«Being formally introduced to Ron Lawrence (Diddy, Brian Mcknight, LL Cool J, Notorious B.I.G. to name a few) by Awanda Booth (at the time she was an A&R Exec. at Relativity Records). Seven months later, in November 1997, I got a meeting with him and he heard some of my music. He told me he liked what he heard and that he wanted to hear more. I went back to Canada and worked on new material. In January of 1998, I was back with a DAT (Digital Audio Tape) that had 20 tracks. Working alongside him, I learned how to conduct myself as a businessman in the industry, how to step up my game and gain respect from others, therefore to me this was my big break. »

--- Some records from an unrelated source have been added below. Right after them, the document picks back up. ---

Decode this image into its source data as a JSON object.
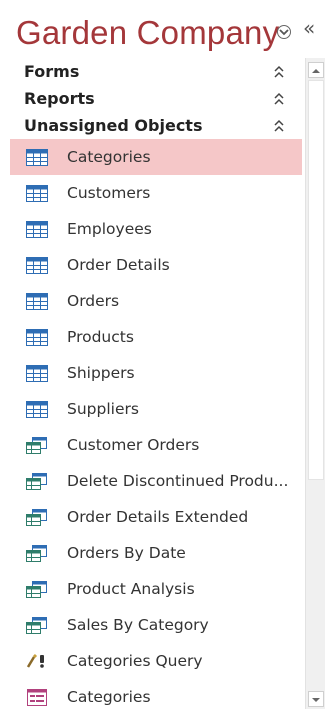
{
  "pane": {
    "title": "Garden Company"
  },
  "groups": [
    {
      "label": "Forms"
    },
    {
      "label": "Reports"
    },
    {
      "label": "Unassigned Objects"
    }
  ],
  "items": [
    {
      "label": "Categories",
      "icon": "table-icon",
      "selected": true
    },
    {
      "label": "Customers",
      "icon": "table-icon"
    },
    {
      "label": "Employees",
      "icon": "table-icon"
    },
    {
      "label": "Order Details",
      "icon": "table-icon"
    },
    {
      "label": "Orders",
      "icon": "table-icon"
    },
    {
      "label": "Products",
      "icon": "table-icon"
    },
    {
      "label": "Shippers",
      "icon": "table-icon"
    },
    {
      "label": "Suppliers",
      "icon": "table-icon"
    },
    {
      "label": "Customer Orders",
      "icon": "select-query-icon"
    },
    {
      "label": "Delete Discontinued Produ...",
      "icon": "select-query-icon"
    },
    {
      "label": "Order Details Extended",
      "icon": "select-query-icon"
    },
    {
      "label": "Orders By Date",
      "icon": "select-query-icon"
    },
    {
      "label": "Product Analysis",
      "icon": "select-query-icon"
    },
    {
      "label": "Sales By Category",
      "icon": "select-query-icon"
    },
    {
      "label": "Categories Query",
      "icon": "action-query-icon"
    },
    {
      "label": "Categories",
      "icon": "form-icon"
    }
  ],
  "colors": {
    "title": "#a4373a",
    "selected_background": "#f5c7c8",
    "table_icon": "#2e6db4",
    "query_icon": "#2f7d6b"
  }
}
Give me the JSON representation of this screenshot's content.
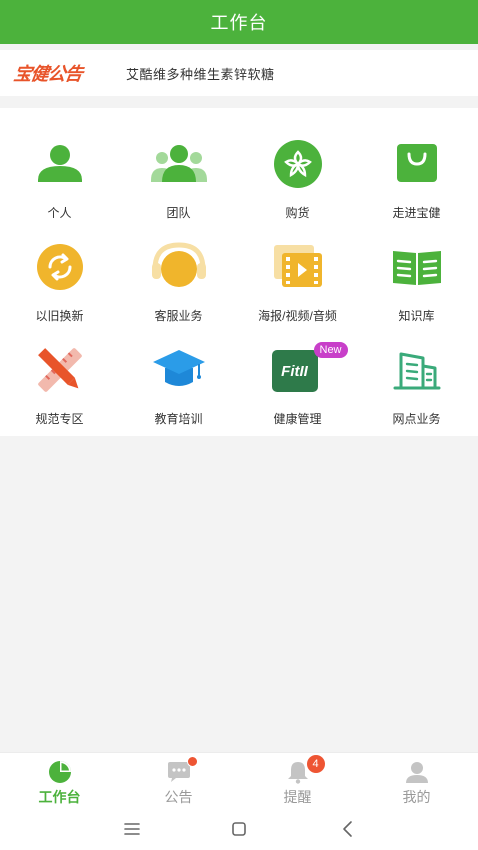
{
  "header": {
    "title": "工作台"
  },
  "notice": {
    "logo_text": "宝健公告",
    "text": "艾酷维多种维生素锌软糖"
  },
  "grid": {
    "items": [
      {
        "label": "个人",
        "icon": "person-icon"
      },
      {
        "label": "团队",
        "icon": "team-icon"
      },
      {
        "label": "购货",
        "icon": "flower-icon"
      },
      {
        "label": "走进宝健",
        "icon": "bag-icon"
      },
      {
        "label": "以旧换新",
        "icon": "refresh-icon"
      },
      {
        "label": "客服业务",
        "icon": "headset-icon"
      },
      {
        "label": "海报/视频/音频",
        "icon": "film-icon"
      },
      {
        "label": "知识库",
        "icon": "book-icon"
      },
      {
        "label": "规范专区",
        "icon": "ruler-pencil-icon"
      },
      {
        "label": "教育培训",
        "icon": "graduation-cap-icon"
      },
      {
        "label": "健康管理",
        "icon": "fitii-icon",
        "badge": "New",
        "icon_text": "FitII"
      },
      {
        "label": "网点业务",
        "icon": "building-icon"
      }
    ]
  },
  "tabbar": {
    "tabs": [
      {
        "label": "工作台",
        "icon": "pie-chart-icon",
        "active": true
      },
      {
        "label": "公告",
        "icon": "chat-icon",
        "dot": true
      },
      {
        "label": "提醒",
        "icon": "bell-icon",
        "badge": "4"
      },
      {
        "label": "我的",
        "icon": "user-icon"
      }
    ]
  },
  "colors": {
    "primary": "#4cb23c",
    "accent_red": "#ee5533",
    "badge_pink": "#c83fc9",
    "icon_yellow": "#f0b52c"
  }
}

Steve Pageot worked with many artists along the years. In 1999, he produced ‘War Iz On’ for Krayzie Bone featuring Snoop Dogg, Kurrupt and Layzie Bone. The album went platinum. In 2003, he worked with the Queen of Soul, Aretha Franklin, as an engineer. His work with Aretha Franklin was recognized in 2004 with a Grammy award. Other artists he worked with either as a producer, engineer, musician (or all at the same time) are Planet Asia (Grand Opening), Eight Ball & MJG (Living Legends), New Edition (One Love), Bone Thugs-N-Harmony (Thug Stories), Talib Kweli (Eardrum).
Steve Pageot signed a deal with MTV in 2004 to make music for shows such as Run’s House, Rob & Big, When I was 17 and Fantasy Factory just to name a few. He made music for other networks like VH1 and ABC. He appeared four times as a guest judge on BET’s 106 & Park on the Freestyle Friday Segment.
More recently he was featured on his uncle’s album: “Les Voix d’Or du Compas” playing the flute on the song “Je t’aime mon amour”. Steve is currently working on tracks for Eminem.
What is a typical day in the life of Steve Pageot?
«I wake up around 8 am, I pray and meditate, it is very important to maintain positive energy so I pray a lot. Around 9 am, I start networking on social medias, check my emails, Networking is essential in this business. In the early afternoon I go to meetings, then to the lab. At night, I party (laughs). Seriously, the night life is an important part of this industry, clubs are where you meet and greet. »
What are your favorite tools to work with?
«My Yamaha motif ES8, my AKG P820 Tube Microphone, Software synths from Arturia, my AKAI MPC 2000, as far as software for mixing: Lexicon’ s PCM Native Reverb Bundle, 6176 Pre Amp & Compressor by Universal Audio.»
What inspires you?
«It could basically be anything from a conversation, someone’s walk, my mood of the day. Most importantly I stay away from negative energy and surround myself with positivity. Creators have to create in a proper environment. »
What is your creative routine?
«I don’t have one per say but because my father’s bass playing influenced me I must have the right bass line to make people dance. Once the skeleton is created, I’ll add the other instruments.
Do you have any advice for someone wanting to come in the industry?
«My only advice would be to come prepared. In this era, there shouldn’t be a reason for anyone to sign a bad contract. Everything is on the internet, read about the business. There’s no place for naivety. »
Last thoughts about the current state of the music industry
«I feel like too many non musicians are involved in the business. People are lazy; it feels like people are pushing buttons instead of playing real music. There’s also a lack of originality.
You would think Steve Pageot would be content with the level he has reached in the industry but as you listen to the passion in his voice you can see that he is ready to go further, he does not get comfortable and always looks ahead.